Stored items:
+ + + +
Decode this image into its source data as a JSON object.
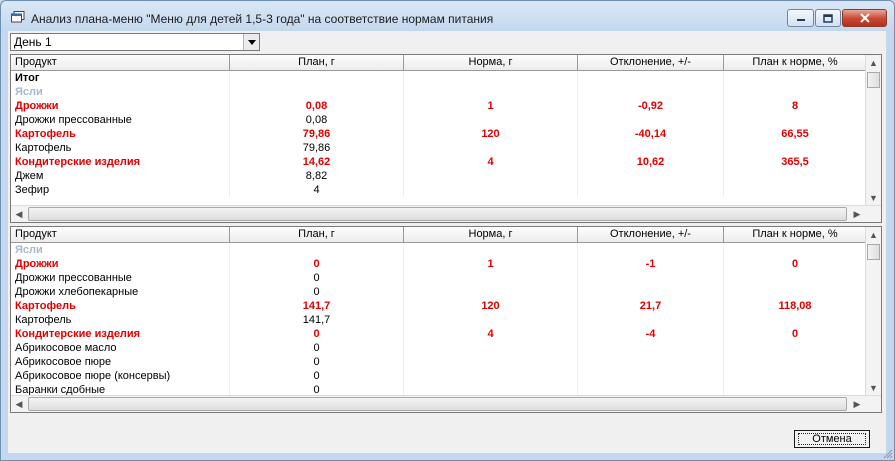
{
  "window": {
    "title": "Анализ плана-меню \"Меню для детей 1,5-3 года\" на соответствие нормам питания"
  },
  "day_select": {
    "value": "День 1"
  },
  "columns": [
    "Продукт",
    "План, г",
    "Норма, г",
    "Отклонение, +/-",
    "План к норме, %"
  ],
  "grid_top": {
    "rows": [
      {
        "type": "total",
        "cells": [
          "Итог",
          "",
          "",
          "",
          ""
        ]
      },
      {
        "type": "group",
        "cells": [
          "Ясли",
          "",
          "",
          "",
          ""
        ]
      },
      {
        "type": "cat",
        "cells": [
          "Дрожжи",
          "0,08",
          "1",
          "-0,92",
          "8"
        ]
      },
      {
        "type": "item",
        "cells": [
          "Дрожжи прессованные",
          "0,08",
          "",
          "",
          ""
        ]
      },
      {
        "type": "cat",
        "cells": [
          "Картофель",
          "79,86",
          "120",
          "-40,14",
          "66,55"
        ]
      },
      {
        "type": "item",
        "cells": [
          "Картофель",
          "79,86",
          "",
          "",
          ""
        ]
      },
      {
        "type": "cat",
        "cells": [
          "Кондитерские изделия",
          "14,62",
          "4",
          "10,62",
          "365,5"
        ]
      },
      {
        "type": "item",
        "cells": [
          "Джем",
          "8,82",
          "",
          "",
          ""
        ]
      },
      {
        "type": "item",
        "cells": [
          "Зефир",
          "4",
          "",
          "",
          ""
        ]
      }
    ]
  },
  "grid_bottom": {
    "rows": [
      {
        "type": "group",
        "cells": [
          "Ясли",
          "",
          "",
          "",
          ""
        ]
      },
      {
        "type": "cat",
        "cells": [
          "Дрожжи",
          "0",
          "1",
          "-1",
          "0"
        ]
      },
      {
        "type": "item",
        "cells": [
          "Дрожжи прессованные",
          "0",
          "",
          "",
          ""
        ]
      },
      {
        "type": "item",
        "cells": [
          "Дрожжи хлебопекарные",
          "0",
          "",
          "",
          ""
        ]
      },
      {
        "type": "cat",
        "cells": [
          "Картофель",
          "141,7",
          "120",
          "21,7",
          "118,08"
        ]
      },
      {
        "type": "item",
        "cells": [
          "Картофель",
          "141,7",
          "",
          "",
          ""
        ]
      },
      {
        "type": "cat",
        "cells": [
          "Кондитерские изделия",
          "0",
          "4",
          "-4",
          "0"
        ]
      },
      {
        "type": "item",
        "cells": [
          "Абрикосовое масло",
          "0",
          "",
          "",
          ""
        ]
      },
      {
        "type": "item",
        "cells": [
          "Абрикосовое пюре",
          "0",
          "",
          "",
          ""
        ]
      },
      {
        "type": "item",
        "cells": [
          "Абрикосовое пюре (консервы)",
          "0",
          "",
          "",
          ""
        ]
      },
      {
        "type": "item",
        "cells": [
          "Баранки сдобные",
          "0",
          "",
          "",
          ""
        ]
      }
    ]
  },
  "buttons": {
    "cancel": "Отмена"
  },
  "icons": {
    "app": "window-app-icon",
    "minimize": "minimize-icon",
    "maximize": "maximize-icon",
    "close": "close-icon",
    "dropdown": "chevron-down-icon"
  },
  "colors": {
    "category_text": "#e10000",
    "group_text": "#a6b9cf",
    "close_button": "#c8472e"
  }
}
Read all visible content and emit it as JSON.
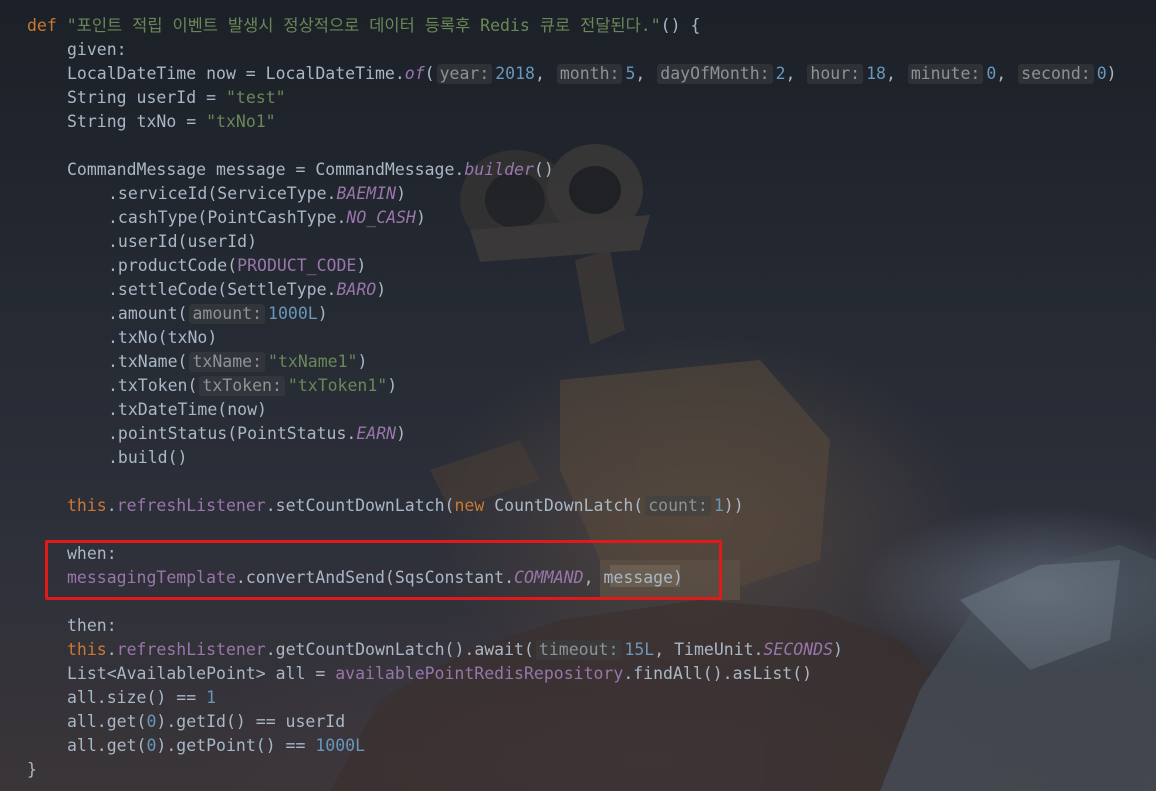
{
  "code": {
    "def_kw": "def",
    "test_name": "\"포인트 적립 이벤트 발생시 정상적으로 데이터 등록후 Redis 큐로 전달된다.\"",
    "def_open": "() {",
    "given_label": "given:",
    "now_decl": "LocalDateTime now = LocalDateTime.",
    "now_of": "of",
    "now_paren": "(",
    "hint_year": "year:",
    "val_year": "2018",
    "hint_month": "month:",
    "val_month": "5",
    "hint_day": "dayOfMonth:",
    "val_day": "2",
    "hint_hour": "hour:",
    "val_hour": "18",
    "hint_minute": "minute:",
    "val_minute": "0",
    "hint_second": "second:",
    "val_second": "0",
    "comma": ",",
    "close_paren": ")",
    "userid_decl": "String userId = ",
    "userid_val": "\"test\"",
    "txno_decl": "String txNo = ",
    "txno_val": "\"txNo1\"",
    "msg_decl": "CommandMessage message = CommandMessage.",
    "msg_builder": "builder",
    "msg_parens": "()",
    "service_pre": ".serviceId(ServiceType.",
    "service_const": "BAEMIN",
    "cash_pre": ".cashType(PointCashType.",
    "cash_const": "NO_CASH",
    "userid_line": ".userId(userId)",
    "product_pre": ".productCode(",
    "product_const": "PRODUCT_CODE",
    "settle_pre": ".settleCode(SettleType.",
    "settle_const": "BARO",
    "amount_pre": ".amount(",
    "hint_amount": "amount:",
    "val_amount": "1000L",
    "txno_line": ".txNo(txNo)",
    "txname_pre": ".txName(",
    "hint_txname": "txName:",
    "val_txname": "\"txName1\"",
    "txtoken_pre": ".txToken(",
    "hint_txtoken": "txToken:",
    "val_txtoken": "\"txToken1\"",
    "txdatetime_line": ".txDateTime(now)",
    "pointstatus_pre": ".pointStatus(PointStatus.",
    "pointstatus_const": "EARN",
    "build_line": ".build()",
    "this_kw": "this",
    "dot": ".",
    "refresh_field": "refreshListener",
    "set_latch": ".setCountDownLatch(",
    "new_kw": "new",
    "countdown_ctor": " CountDownLatch(",
    "hint_count": "count:",
    "val_count": "1",
    "double_close": "))",
    "when_label": "when:",
    "messaging_field": "messagingTemplate",
    "convert_send": ".convertAndSend(SqsConstant.",
    "command_const": "COMMAND",
    "message_arg": ", message)",
    "then_label": "then:",
    "get_latch": ".getCountDownLatch().await(",
    "hint_timeout": "timeout:",
    "val_timeout": "15L",
    "timeunit_pre": ", TimeUnit.",
    "seconds_const": "SECONDS",
    "list_decl": "List<AvailablePoint> all = ",
    "repo_field": "availablePointRedisRepository",
    "find_all": ".findAll().asList()",
    "size_check": "all.size() == ",
    "size_val": "1",
    "getid_pre": "all.get(",
    "getid_idx": "0",
    "getid_post": ").getId() == userId",
    "getpoint_pre": "all.get(",
    "getpoint_idx": "0",
    "getpoint_post": ").getPoint() == ",
    "getpoint_val": "1000L",
    "close_brace": "}"
  }
}
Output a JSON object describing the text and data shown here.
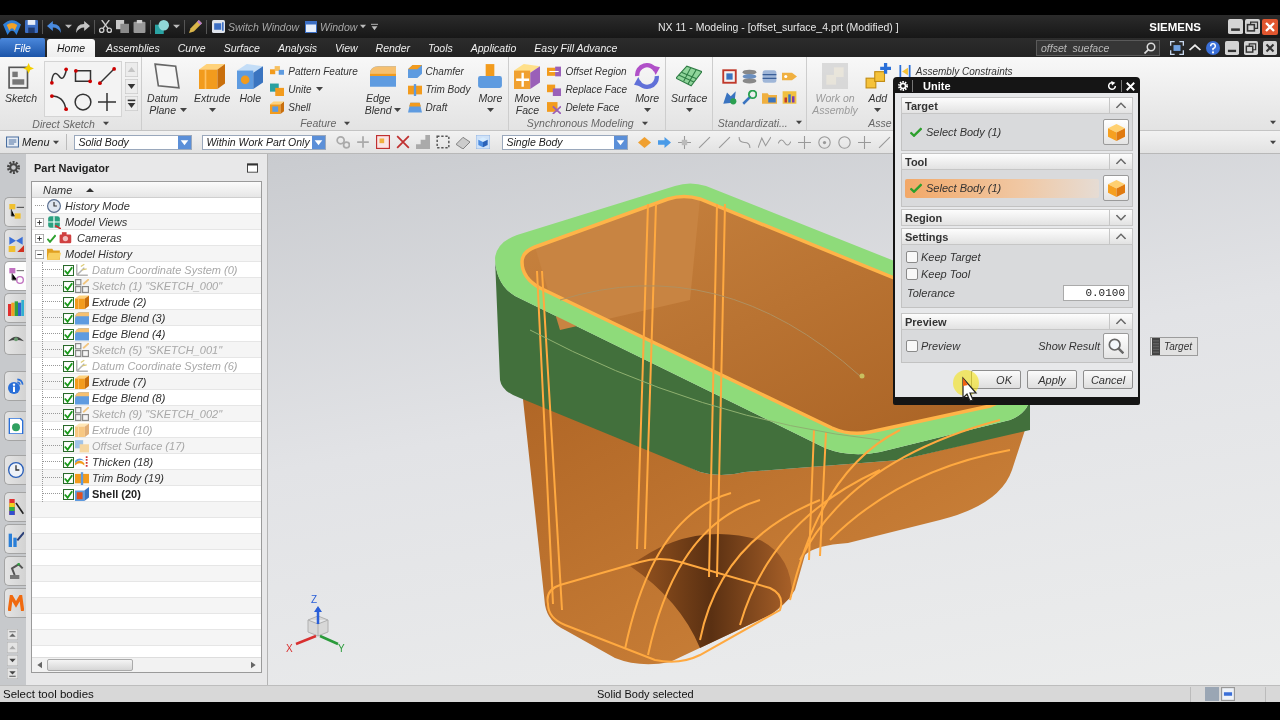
{
  "title_bar": {
    "switch_window": "Switch Window",
    "window_menu": "Window",
    "title": "NX 11 - Modeling - [offset_surface_4.prt (Modified) ]",
    "brand": "SIEMENS"
  },
  "tabs": [
    {
      "label": "File",
      "kind": "file",
      "selected": false
    },
    {
      "label": "Home",
      "kind": "tab",
      "selected": true
    },
    {
      "label": "Assemblies",
      "kind": "tab",
      "selected": false
    },
    {
      "label": "Curve",
      "kind": "tab",
      "selected": false
    },
    {
      "label": "Surface",
      "kind": "tab",
      "selected": false
    },
    {
      "label": "Analysis",
      "kind": "tab",
      "selected": false
    },
    {
      "label": "View",
      "kind": "tab",
      "selected": false
    },
    {
      "label": "Render",
      "kind": "tab",
      "selected": false
    },
    {
      "label": "Tools",
      "kind": "tab",
      "selected": false
    },
    {
      "label": "Applicatio",
      "kind": "tab",
      "selected": false
    },
    {
      "label": "Easy Fill Advance",
      "kind": "tab",
      "selected": false
    }
  ],
  "search": {
    "value": "offset  sueface"
  },
  "ribbon": [
    {
      "label": "Direct Sketch",
      "items": [
        {
          "kind": "large",
          "label": "Sketch",
          "menu": false,
          "disabled": false
        },
        {
          "kind": "palette"
        }
      ]
    },
    {
      "label": "Feature",
      "items": [
        {
          "kind": "large",
          "label": "Datum Plane",
          "menu": true,
          "disabled": false
        },
        {
          "kind": "large",
          "label": "Extrude",
          "menu": true,
          "disabled": false
        },
        {
          "kind": "large",
          "label": "Hole",
          "menu": false,
          "disabled": false
        },
        {
          "kind": "stack",
          "entries": [
            {
              "label": "Pattern Feature",
              "menu": false,
              "disabled": false
            },
            {
              "label": "Unite",
              "menu": true,
              "disabled": false
            },
            {
              "label": "Shell",
              "menu": false,
              "disabled": false
            }
          ]
        },
        {
          "kind": "large",
          "label": "Edge Blend",
          "menu": true,
          "disabled": false
        },
        {
          "kind": "stack",
          "entries": [
            {
              "label": "Chamfer",
              "menu": false,
              "disabled": false
            },
            {
              "label": "Trim Body",
              "menu": false,
              "disabled": false
            },
            {
              "label": "Draft",
              "menu": false,
              "disabled": false
            }
          ]
        },
        {
          "kind": "large",
          "label": "More",
          "menu": true,
          "disabled": false
        }
      ]
    },
    {
      "label": "Synchronous Modeling",
      "items": [
        {
          "kind": "large",
          "label": "Move Face",
          "menu": false,
          "disabled": false
        },
        {
          "kind": "stack",
          "entries": [
            {
              "label": "Offset Region",
              "menu": false,
              "disabled": false
            },
            {
              "label": "Replace Face",
              "menu": false,
              "disabled": false
            },
            {
              "label": "Delete Face",
              "menu": false,
              "disabled": false
            }
          ]
        },
        {
          "kind": "large",
          "label": "More",
          "menu": true,
          "disabled": false
        }
      ]
    },
    {
      "items": [
        {
          "kind": "large",
          "label": "Surface",
          "menu": true,
          "disabled": false
        }
      ]
    },
    {
      "label": "Standardizati...",
      "items": [
        {
          "kind": "grid"
        }
      ]
    },
    {
      "label": "Asse",
      "items": [
        {
          "kind": "large",
          "label": "Work on Assembly",
          "menu": false,
          "disabled": true
        },
        {
          "kind": "large",
          "label": "Add",
          "menu": true,
          "disabled": false
        },
        {
          "kind": "stack",
          "entries": [
            {
              "label": "Assembly Constraints",
              "menu": false,
              "disabled": false
            }
          ]
        }
      ]
    }
  ],
  "selection_bar": {
    "menu": "Menu",
    "filters": [
      "Solid Body",
      "Within Work Part Only",
      "Single Body"
    ]
  },
  "resource_bar": [
    {
      "selected": false
    },
    {
      "selected": false
    },
    {
      "selected": true
    },
    {
      "selected": false
    },
    {
      "selected": false
    },
    {
      "selected": false
    },
    {
      "selected": false
    },
    {
      "selected": false
    },
    {
      "selected": false
    },
    {
      "selected": false
    },
    {
      "selected": false
    },
    {
      "selected": false
    }
  ],
  "part_navigator": {
    "title": "Part Navigator",
    "column": "Name",
    "items": [
      {
        "label": "History Mode",
        "kind": "history",
        "checked": false
      },
      {
        "label": "Model Views",
        "kind": "views",
        "expanded": false,
        "checked": false
      },
      {
        "label": "Cameras",
        "kind": "cameras",
        "expanded": false,
        "checked": true
      },
      {
        "label": "Model History",
        "kind": "folder",
        "expanded": true,
        "checked": false,
        "children": [
          {
            "label": "Datum Coordinate System (0)",
            "kind": "datum",
            "checked": true,
            "dimmed": true,
            "current": false
          },
          {
            "label": "Sketch (1) \"SKETCH_000\"",
            "kind": "sketch",
            "checked": true,
            "dimmed": true,
            "current": false
          },
          {
            "label": "Extrude (2)",
            "kind": "extrude",
            "checked": true,
            "dimmed": false,
            "current": false
          },
          {
            "label": "Edge Blend (3)",
            "kind": "blend",
            "checked": true,
            "dimmed": false,
            "current": false
          },
          {
            "label": "Edge Blend (4)",
            "kind": "blend",
            "checked": true,
            "dimmed": false,
            "current": false
          },
          {
            "label": "Sketch (5) \"SKETCH_001\"",
            "kind": "sketch",
            "checked": true,
            "dimmed": true,
            "current": false
          },
          {
            "label": "Datum Coordinate System (6)",
            "kind": "datum",
            "checked": true,
            "dimmed": true,
            "current": false
          },
          {
            "label": "Extrude (7)",
            "kind": "extrude",
            "checked": true,
            "dimmed": false,
            "current": false
          },
          {
            "label": "Edge Blend (8)",
            "kind": "blend",
            "checked": true,
            "dimmed": false,
            "current": false
          },
          {
            "label": "Sketch (9) \"SKETCH_002\"",
            "kind": "sketch",
            "checked": true,
            "dimmed": true,
            "current": false
          },
          {
            "label": "Extrude (10)",
            "kind": "extrude",
            "checked": true,
            "dimmed": true,
            "current": false
          },
          {
            "label": "Offset Surface (17)",
            "kind": "offset",
            "checked": true,
            "dimmed": true,
            "current": false
          },
          {
            "label": "Thicken (18)",
            "kind": "thicken",
            "checked": true,
            "dimmed": false,
            "current": false
          },
          {
            "label": "Trim Body (19)",
            "kind": "trim",
            "checked": true,
            "dimmed": false,
            "current": false
          },
          {
            "label": "Shell (20)",
            "kind": "shell",
            "checked": true,
            "dimmed": false,
            "current": true
          }
        ]
      }
    ]
  },
  "viewport": {
    "triad": [
      "X",
      "Y",
      "Z"
    ],
    "tag": "Target"
  },
  "dialog": {
    "title": "Unite",
    "sections": [
      {
        "title": "Target",
        "expanded": true,
        "rows": [
          {
            "kind": "selection",
            "label": "Select Body (1)",
            "complete": true,
            "active": false
          }
        ]
      },
      {
        "title": "Tool",
        "expanded": true,
        "rows": [
          {
            "kind": "selection",
            "label": "Select Body (1)",
            "complete": true,
            "active": true
          }
        ]
      },
      {
        "title": "Region",
        "expanded": false
      },
      {
        "title": "Settings",
        "expanded": true,
        "rows": [
          {
            "kind": "checkbox",
            "label": "Keep Target",
            "checked": false
          },
          {
            "kind": "checkbox",
            "label": "Keep Tool",
            "checked": false
          },
          {
            "kind": "number",
            "label": "Tolerance",
            "value": "0.0100"
          }
        ]
      },
      {
        "title": "Preview",
        "expanded": true,
        "rows": [
          {
            "kind": "preview",
            "label": "Preview",
            "checked": false,
            "action": "Show Result"
          }
        ]
      }
    ],
    "buttons": [
      "OK",
      "Apply",
      "Cancel"
    ]
  },
  "status_bar": {
    "prompt": "Select tool bodies",
    "message": "Solid Body selected"
  }
}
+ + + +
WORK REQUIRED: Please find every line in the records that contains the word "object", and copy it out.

OUTPUT FOR THIS TASK:
Decode this image into its source data as a JSON object.
Output a JSON object describing the text and data shown here.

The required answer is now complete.